_Exercise description_: All of the records below are to be given again word for word, with the pictures removed.

==== Data excerpts

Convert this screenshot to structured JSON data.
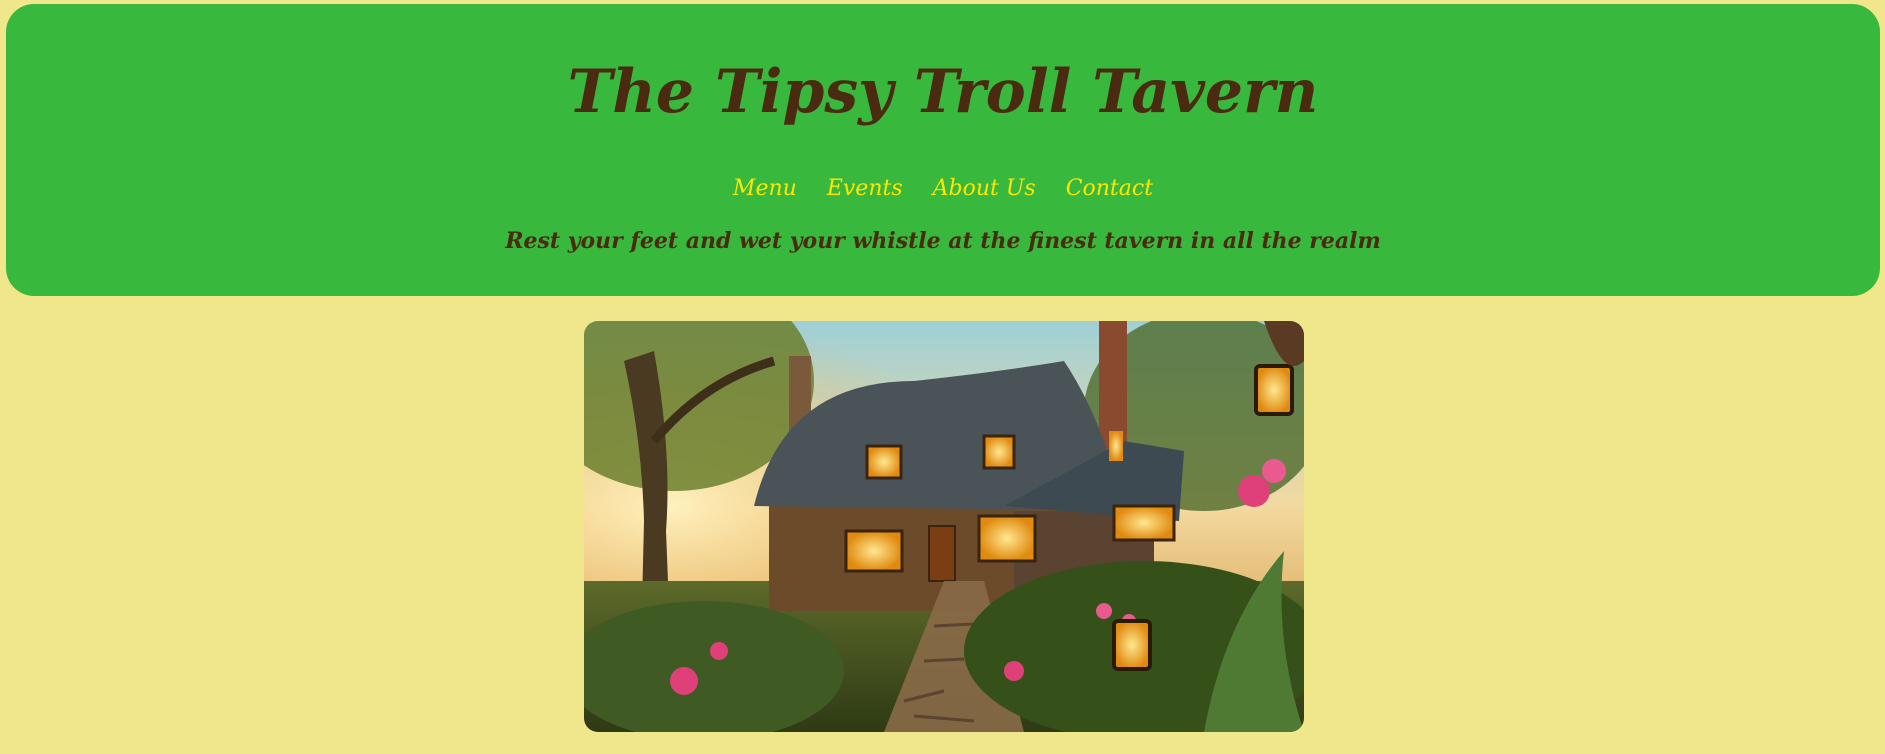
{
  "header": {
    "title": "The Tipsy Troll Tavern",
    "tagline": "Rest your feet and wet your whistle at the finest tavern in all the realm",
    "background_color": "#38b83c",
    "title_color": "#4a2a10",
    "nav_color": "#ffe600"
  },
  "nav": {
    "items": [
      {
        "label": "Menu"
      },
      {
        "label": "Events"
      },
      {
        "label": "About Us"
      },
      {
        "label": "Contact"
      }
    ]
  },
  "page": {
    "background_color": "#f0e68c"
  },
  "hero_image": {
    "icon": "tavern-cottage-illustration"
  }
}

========

_Written answer_:
Convert this screenshot to structured JSON data.
{
  "header": {
    "title": "The Tipsy Troll Tavern",
    "tagline": "Rest your feet and wet your whistle at the finest tavern in all the realm",
    "background_color": "#38b83c",
    "title_color": "#4a2a10",
    "nav_color": "#ffe600"
  },
  "nav": {
    "items": [
      {
        "label": "Menu"
      },
      {
        "label": "Events"
      },
      {
        "label": "About Us"
      },
      {
        "label": "Contact"
      }
    ]
  },
  "page": {
    "background_color": "#f0e68c"
  },
  "hero_image": {
    "icon": "tavern-cottage-illustration"
  }
}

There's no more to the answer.